2 Cor 5:20-6:2
Mt 6:1-6; 16-18
Lent begins with the ancient custom of the imposition of ashes; a custom that is apparently gaining favor in some Protestant denominations. Thus, today we begin our 40-day procession through a season described as penitential. But lent is more than penitential. It is, or it should be, transformational as well.
The first reading from Joel puts today into context. Joel calls for an assembly. He decrees a fast in the setting of a liturgy. Blow the trumpets. Gather the people. Everyone is invited from the youngest to the eldest. The same is true of the Eucharistic banquet.
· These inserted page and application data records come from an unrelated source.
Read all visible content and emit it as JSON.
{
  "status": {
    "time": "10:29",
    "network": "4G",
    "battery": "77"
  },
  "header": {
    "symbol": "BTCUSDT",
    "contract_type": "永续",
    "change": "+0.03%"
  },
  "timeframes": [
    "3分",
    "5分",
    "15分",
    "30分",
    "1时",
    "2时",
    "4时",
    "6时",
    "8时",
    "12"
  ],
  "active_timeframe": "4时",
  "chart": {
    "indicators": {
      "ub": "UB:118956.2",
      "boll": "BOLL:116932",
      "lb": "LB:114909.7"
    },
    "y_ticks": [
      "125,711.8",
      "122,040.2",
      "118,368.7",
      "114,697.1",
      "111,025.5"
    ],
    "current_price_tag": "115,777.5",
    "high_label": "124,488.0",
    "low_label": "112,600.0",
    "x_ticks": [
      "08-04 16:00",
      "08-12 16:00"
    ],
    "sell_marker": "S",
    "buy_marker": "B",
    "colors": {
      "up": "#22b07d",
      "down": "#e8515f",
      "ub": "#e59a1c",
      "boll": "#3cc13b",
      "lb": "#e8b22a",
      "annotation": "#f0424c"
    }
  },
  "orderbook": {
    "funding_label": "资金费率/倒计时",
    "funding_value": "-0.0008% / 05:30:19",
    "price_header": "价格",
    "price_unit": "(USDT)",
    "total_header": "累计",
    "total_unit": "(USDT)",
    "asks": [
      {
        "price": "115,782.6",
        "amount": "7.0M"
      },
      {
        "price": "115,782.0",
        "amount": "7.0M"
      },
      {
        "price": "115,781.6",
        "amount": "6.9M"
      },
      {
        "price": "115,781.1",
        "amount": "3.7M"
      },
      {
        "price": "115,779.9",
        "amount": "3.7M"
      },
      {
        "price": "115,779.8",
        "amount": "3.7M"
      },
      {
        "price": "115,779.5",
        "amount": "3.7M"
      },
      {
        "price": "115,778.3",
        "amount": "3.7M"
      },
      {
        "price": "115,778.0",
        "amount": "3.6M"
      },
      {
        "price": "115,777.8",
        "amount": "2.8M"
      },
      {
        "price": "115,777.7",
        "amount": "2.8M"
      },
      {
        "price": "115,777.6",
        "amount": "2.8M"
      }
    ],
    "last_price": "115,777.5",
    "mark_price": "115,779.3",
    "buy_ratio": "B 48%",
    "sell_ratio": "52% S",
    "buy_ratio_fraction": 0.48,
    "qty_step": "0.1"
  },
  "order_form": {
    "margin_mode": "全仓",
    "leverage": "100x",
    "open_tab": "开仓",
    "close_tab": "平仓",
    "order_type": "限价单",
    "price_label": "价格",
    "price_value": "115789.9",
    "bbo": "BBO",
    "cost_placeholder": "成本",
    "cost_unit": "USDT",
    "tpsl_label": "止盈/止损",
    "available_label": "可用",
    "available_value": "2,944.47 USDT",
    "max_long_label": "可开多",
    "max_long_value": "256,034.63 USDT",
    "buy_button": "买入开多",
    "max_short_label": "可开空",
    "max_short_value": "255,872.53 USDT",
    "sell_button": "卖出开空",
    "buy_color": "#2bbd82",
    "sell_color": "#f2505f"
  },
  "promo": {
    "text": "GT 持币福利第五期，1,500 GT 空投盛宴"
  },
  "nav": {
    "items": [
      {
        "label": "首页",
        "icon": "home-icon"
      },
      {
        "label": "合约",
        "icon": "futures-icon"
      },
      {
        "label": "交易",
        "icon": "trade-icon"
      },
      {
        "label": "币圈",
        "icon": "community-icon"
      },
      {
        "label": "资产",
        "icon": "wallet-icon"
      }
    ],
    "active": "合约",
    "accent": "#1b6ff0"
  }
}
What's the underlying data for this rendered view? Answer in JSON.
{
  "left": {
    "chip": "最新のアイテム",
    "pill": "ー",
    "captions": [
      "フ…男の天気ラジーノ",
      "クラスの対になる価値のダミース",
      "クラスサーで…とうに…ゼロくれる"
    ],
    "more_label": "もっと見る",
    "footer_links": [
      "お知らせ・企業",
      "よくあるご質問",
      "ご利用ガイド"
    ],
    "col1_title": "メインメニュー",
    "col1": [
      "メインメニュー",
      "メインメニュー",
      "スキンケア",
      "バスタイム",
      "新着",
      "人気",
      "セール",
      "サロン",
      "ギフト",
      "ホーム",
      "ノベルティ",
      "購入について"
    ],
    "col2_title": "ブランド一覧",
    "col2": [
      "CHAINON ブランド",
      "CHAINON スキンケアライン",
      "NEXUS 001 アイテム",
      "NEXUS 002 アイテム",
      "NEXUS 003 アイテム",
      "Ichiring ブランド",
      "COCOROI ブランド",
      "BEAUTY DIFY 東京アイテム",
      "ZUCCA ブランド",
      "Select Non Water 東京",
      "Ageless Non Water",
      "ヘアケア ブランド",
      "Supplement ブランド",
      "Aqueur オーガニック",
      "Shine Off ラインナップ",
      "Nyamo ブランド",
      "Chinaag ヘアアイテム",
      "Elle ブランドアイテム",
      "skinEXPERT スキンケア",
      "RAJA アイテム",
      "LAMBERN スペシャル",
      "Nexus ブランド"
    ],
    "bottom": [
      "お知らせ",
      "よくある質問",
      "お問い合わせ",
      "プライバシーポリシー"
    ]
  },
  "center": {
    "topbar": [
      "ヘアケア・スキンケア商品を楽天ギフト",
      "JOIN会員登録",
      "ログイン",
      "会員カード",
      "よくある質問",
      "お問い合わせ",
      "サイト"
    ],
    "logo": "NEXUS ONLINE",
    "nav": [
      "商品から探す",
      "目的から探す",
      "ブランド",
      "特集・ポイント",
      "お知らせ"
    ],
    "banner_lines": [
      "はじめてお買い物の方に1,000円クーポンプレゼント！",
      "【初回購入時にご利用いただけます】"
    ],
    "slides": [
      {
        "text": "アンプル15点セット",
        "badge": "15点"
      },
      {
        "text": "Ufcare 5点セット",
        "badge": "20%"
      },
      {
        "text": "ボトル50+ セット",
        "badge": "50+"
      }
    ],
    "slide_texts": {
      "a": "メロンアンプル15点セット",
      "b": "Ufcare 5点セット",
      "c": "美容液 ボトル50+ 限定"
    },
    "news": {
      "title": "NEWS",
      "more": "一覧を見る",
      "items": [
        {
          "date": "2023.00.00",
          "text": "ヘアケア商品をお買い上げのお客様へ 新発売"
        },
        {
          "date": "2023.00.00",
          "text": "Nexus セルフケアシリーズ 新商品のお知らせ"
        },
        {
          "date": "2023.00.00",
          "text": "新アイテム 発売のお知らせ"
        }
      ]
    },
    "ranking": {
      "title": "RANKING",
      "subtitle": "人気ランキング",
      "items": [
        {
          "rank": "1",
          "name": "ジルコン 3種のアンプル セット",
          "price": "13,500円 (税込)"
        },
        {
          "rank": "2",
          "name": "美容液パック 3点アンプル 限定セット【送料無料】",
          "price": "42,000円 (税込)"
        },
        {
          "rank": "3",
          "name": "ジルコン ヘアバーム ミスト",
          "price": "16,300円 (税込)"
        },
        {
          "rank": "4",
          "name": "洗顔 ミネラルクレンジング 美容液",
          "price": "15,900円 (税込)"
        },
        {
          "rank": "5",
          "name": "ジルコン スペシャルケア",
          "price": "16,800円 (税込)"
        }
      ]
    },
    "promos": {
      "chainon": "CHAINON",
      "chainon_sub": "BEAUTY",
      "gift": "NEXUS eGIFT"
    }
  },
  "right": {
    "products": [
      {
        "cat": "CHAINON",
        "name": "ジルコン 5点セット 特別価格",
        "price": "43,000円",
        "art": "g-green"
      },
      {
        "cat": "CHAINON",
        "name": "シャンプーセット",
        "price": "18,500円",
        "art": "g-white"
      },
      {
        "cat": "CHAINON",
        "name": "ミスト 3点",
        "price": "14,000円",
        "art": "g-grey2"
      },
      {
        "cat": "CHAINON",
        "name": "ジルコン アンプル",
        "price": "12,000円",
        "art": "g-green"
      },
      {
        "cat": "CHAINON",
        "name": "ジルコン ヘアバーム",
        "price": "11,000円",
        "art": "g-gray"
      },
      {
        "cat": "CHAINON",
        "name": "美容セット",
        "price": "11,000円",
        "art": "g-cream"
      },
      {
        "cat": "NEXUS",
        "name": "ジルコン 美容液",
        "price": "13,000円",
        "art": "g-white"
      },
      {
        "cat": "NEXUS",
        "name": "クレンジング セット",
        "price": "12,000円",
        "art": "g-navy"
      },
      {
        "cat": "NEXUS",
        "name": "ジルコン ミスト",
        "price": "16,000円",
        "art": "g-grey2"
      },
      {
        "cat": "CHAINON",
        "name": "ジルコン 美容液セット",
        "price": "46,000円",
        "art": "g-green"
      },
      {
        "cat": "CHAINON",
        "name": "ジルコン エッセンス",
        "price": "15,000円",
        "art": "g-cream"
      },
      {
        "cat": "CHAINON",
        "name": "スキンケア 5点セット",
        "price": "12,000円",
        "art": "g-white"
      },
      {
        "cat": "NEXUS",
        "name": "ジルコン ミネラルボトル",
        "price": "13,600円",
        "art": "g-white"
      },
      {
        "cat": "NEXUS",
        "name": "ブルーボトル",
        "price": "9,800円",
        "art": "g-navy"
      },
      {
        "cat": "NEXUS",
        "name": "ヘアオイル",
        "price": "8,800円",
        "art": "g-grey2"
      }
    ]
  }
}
The young and the very old are invited along with all those in between, if they choose to accept the invitation, if they are appropriately disposed.
Thus we gather in assembly to listen to the word of God. We gather to receive the ashes that simultaneously remind us of our mortality and call us to undergo a change of heart so as to live more closely in accord with the Gospel. We come together to receive the Body and Blood of Christ whose passion death and resurrection we will recall and celebrate at the end of these forty days.
Lent is not just a season of “give ups,” of abstaining from the usual suspects: smoking, chocolate, desert, meat, beer, and so on. It is a time of taking on: taking on time to meditate on the Gospel, taking on time for spiritual reading, making additional time for prayer or adoration. It is a time to heed the advice of St. Jane de Chantal, foundress of the Order of the Visitation of Holy Mary, “We cannot always offer God great things but at each instant we can offer little things with great love.” Offering those little things with great love may be a more difficult mortification than giving up desert and beer for the next forty days, if not for life.
The second reading in today’s Office of Readings is a letter from St. Clement, pope, to the Corinthians. It lays out a road map for Lent. “We should be humble in mind, putting aside all arrogance, pride and foolish anger. . . . Recall especially what the Lord Jesus said when he taught gentleness and forbearance. Be merciful, so that you may have mercy shown to you. Forgive, so that you may be forgiven. As you treat others, so you will be treated . . .” Lent is a time to challenge ourselves to be more fully what we want to be but may not know how to become. If that process of becoming involves quitting smoking, so be it. If it involves spending extra time in prayer or contemplation, so be it. Ideally we will move through lent in a combination of penance and prayer, contrition and contemplation.
There are two formulae for the imposition of ashes. The first reminds us of our common mortality: “Remember, thou art dust and to dust thou shalt return.”
The second is advice for living: “Turn away from sin and be faithful to the Gospels.”
At the beginning of this holy season of Lent, we are called to meditate on the first and to live according to the second.
Fr. Jack, SJ, MD